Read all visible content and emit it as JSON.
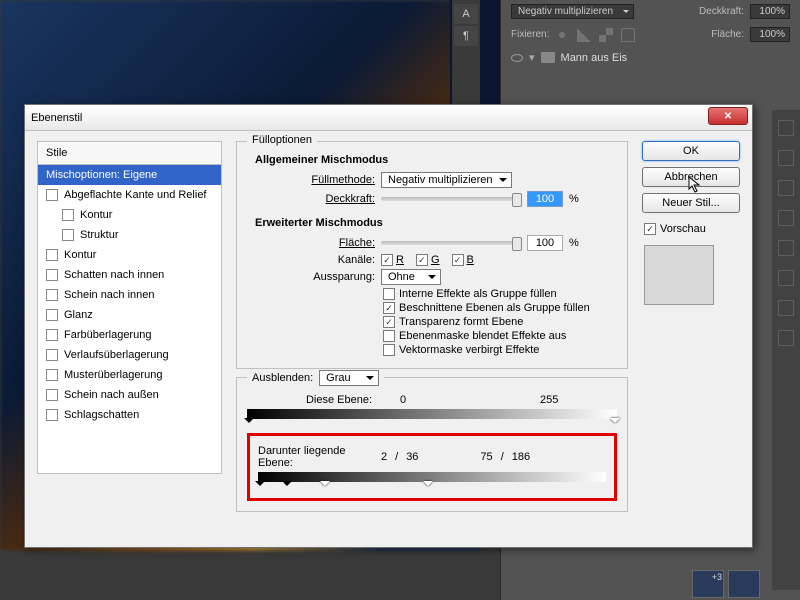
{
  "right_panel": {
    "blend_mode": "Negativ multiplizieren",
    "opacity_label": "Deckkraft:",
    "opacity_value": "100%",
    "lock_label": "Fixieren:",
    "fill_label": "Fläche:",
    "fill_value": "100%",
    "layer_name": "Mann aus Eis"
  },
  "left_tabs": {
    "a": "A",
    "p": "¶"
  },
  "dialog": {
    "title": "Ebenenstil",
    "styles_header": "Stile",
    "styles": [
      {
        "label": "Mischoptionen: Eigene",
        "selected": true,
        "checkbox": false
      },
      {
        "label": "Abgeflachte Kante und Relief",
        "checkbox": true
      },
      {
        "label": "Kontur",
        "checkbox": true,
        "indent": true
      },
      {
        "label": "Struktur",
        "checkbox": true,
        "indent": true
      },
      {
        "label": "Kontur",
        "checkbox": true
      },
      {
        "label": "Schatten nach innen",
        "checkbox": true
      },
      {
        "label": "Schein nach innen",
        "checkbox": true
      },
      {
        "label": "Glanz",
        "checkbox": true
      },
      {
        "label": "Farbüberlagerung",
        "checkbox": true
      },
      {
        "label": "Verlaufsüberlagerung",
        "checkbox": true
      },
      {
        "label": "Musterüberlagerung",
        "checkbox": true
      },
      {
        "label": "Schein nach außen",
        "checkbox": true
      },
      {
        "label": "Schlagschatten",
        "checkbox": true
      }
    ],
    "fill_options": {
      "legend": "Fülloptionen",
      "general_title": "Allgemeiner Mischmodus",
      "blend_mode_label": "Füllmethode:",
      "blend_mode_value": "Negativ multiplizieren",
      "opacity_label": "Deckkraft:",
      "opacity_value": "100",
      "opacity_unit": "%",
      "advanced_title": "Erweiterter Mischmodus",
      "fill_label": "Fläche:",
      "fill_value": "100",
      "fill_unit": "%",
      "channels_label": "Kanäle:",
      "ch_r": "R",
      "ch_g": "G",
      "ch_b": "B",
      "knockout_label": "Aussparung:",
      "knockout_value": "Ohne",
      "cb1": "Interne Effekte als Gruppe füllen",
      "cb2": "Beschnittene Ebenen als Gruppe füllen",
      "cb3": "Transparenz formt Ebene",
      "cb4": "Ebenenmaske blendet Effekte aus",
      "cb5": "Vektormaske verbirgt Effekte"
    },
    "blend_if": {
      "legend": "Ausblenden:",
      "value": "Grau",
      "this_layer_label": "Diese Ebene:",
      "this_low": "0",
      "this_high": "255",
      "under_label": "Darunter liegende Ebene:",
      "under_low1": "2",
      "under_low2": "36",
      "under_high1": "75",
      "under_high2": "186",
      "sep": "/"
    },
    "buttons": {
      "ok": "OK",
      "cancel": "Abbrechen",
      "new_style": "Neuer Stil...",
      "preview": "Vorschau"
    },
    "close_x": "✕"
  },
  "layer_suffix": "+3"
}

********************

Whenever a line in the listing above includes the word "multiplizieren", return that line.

__FINAL ANSWER__:
    "blend_mode": "Negativ multiplizieren",
      "blend_mode_value": "Negativ multiplizieren",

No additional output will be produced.